All pitchers (and parents of pitchers):

My fellow author at The Hardball Times wrote an awesome article 2+ […]

By |May 28th, 2012|Sabermetrics|0 Comments

Locating Up in the Zone – Better for Amateur/Recreational Pitchers

Pitchers at all levels of the game are told to locate their pitches in the bottom half of the zone so they can get hitters to swing over the top of the pitch and produce ground balls. As everyone knows, ground balls are the best way to prevent runs, since you can’t hit ground balls over the fence and it’s tough to hit them into the gaps for extra bases. Apologies to all coaches of youth, high school, and many college pitchers, but: You’re wrong. Pitchers should locate their fastballs and breaking balls in the top half of the zone to get the most success when competing against average youth, high school, and most college hitters.
Ground Balls: Be Careful What You Wish For
It’s happened to everyone – including me – you get a ton of ground balls, your defense boots the ball around, you end up giving up 1 or 2 earned runs but a plethora of unearned runs. When your coach comes and pulls you from the game, he says: “Nothing you could have done, kid. Defense just didn’t play behind you,” pats you on the butt, and tells you to get your running in.

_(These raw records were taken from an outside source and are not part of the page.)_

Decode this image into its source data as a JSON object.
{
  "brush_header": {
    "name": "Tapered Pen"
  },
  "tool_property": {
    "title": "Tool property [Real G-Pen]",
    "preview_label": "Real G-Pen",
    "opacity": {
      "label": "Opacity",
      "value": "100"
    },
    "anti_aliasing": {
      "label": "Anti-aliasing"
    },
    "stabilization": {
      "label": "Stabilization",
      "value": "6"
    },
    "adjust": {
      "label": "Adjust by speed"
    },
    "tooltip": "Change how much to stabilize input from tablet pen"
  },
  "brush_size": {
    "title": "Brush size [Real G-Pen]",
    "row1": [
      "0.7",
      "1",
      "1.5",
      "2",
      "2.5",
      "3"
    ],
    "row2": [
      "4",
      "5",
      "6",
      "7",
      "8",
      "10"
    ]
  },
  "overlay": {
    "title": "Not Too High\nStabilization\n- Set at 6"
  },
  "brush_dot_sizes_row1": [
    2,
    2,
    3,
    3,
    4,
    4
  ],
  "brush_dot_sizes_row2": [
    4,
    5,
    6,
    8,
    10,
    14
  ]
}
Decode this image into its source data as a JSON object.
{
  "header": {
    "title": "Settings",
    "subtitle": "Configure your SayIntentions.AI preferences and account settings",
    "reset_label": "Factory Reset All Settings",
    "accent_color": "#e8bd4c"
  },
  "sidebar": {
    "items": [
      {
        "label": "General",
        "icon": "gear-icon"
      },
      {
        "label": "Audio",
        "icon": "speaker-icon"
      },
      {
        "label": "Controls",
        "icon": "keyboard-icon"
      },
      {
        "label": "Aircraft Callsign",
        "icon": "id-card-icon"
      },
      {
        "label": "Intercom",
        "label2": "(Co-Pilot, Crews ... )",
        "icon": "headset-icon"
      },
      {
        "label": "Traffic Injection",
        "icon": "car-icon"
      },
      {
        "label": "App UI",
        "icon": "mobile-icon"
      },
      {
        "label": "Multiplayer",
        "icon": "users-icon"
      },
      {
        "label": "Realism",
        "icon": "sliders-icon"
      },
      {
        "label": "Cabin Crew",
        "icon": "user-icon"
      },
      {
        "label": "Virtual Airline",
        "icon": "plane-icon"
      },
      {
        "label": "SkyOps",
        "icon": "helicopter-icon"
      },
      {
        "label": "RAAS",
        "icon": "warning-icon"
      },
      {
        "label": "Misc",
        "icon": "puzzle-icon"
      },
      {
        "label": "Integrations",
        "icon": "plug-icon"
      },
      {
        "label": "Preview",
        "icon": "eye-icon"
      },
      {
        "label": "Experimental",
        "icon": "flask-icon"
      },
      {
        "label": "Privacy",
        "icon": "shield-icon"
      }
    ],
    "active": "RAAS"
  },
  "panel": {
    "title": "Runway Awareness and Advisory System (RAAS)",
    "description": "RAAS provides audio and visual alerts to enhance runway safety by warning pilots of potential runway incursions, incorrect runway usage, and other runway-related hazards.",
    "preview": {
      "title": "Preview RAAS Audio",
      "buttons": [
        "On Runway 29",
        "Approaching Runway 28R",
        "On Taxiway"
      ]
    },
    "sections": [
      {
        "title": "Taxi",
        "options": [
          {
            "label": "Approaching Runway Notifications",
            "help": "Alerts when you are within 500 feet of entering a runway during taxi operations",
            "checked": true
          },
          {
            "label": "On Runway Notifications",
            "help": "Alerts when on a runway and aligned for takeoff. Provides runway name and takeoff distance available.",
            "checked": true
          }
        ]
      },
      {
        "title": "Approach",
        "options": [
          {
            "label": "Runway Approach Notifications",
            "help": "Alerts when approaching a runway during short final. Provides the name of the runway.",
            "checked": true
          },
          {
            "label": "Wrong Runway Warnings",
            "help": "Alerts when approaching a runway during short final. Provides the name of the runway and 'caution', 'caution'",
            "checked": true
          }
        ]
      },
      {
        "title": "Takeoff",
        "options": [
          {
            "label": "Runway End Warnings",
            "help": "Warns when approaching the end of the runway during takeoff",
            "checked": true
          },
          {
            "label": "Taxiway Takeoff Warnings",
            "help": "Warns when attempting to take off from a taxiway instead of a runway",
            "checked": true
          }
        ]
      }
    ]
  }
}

Your teammates apologize for booting that easy ball in the hole, for not picking that ball at first base, and dropping that easy double play opportunity. Being a good teammate, you say “Ah, it happens. Get ‘em next time.” Then while running your poles, you reflect on how particularly unlucky you were that day. If only Bobby hadn’t lost that ball in the sun and Roger didn’t sail that ball from shortstop, you would have gotten out of that long inning. But were you unlucky? Think about it: You did everything you were supposed to – get a few strikeouts, not walk too many, and got a lot of ground balls. And what were you rewarded with? Hasn’t this happened before? What if you got fly balls instead? Don’t hitters swing and miss on your fastballs up in the zone – and when they make contact, don’t they often go for fly ball outs? How many home runs does the entire school have, anyway? Four? But what’s the team batting average – .380? Here are the two major reasons you want to get ground balls at the MLB level:

Sluggers often hit fly balls over the fence.
Defense at the MLB level is insanely elite.

Think about those reasons for a minute. Do either of those reasons apply to your high school league? What do you think the average HR rate on fly balls is in your league? I guarantee it’s not 11%. (MLB Average HR/FB rate.) We’ve already established defenders at the HS/College level are orders of magnitude worse than the Dominican and Venezuelan infielders of MLB (to say nothing of the local product), so why are you applying a heuristic to a completely different game?

Tons of data and a shattered myth after the jump… […]

By |May 14th, 2012|Articles, Sabermetrics|2 Comments

Making the Sabermetric Argument for Increasing Fastball Velocity

In talking with major league executives, I often tell them: “What would it be worth if you could restore the velocity of guys who are dropping off, or improve the velocity of organizational players?” They all respond with: “Oh, a lot. For sure.”

However, I never could get a dollar figure out of them, and I […]

By |May 12th, 2012|Sabermetrics|5 Comments

The Three Problems With Teaching Youth Pitchers a Changeup

The changeup is a deadly weapon at the major league level: Entire careers are made (Jamie Moyer) or destroyed (countless starters who couldn’t master one) as a result of the pitch. Change-ups are typically 10-15% slower than a pitcher’s best four-seam fastball he’ll use in a game and will have both arm-side run and sink […]

By |August 27th, 2011|Mechanics, Sabermetrics, Training|4 Comments

TangoTiger Fans’ Scouting Report

The Fans’ Scouting Report is a crowd-sourced effort to get scouting grades on all the players in MLB. Anyone can fill out a ballot of players for their hometown team (and others if you like) to contribute to the effort.
Baseball’s fans are very perceptive. Take a large group of them, and they can pick out […]

By |August 23rd, 2011|Links, Sabermetrics|0 Comments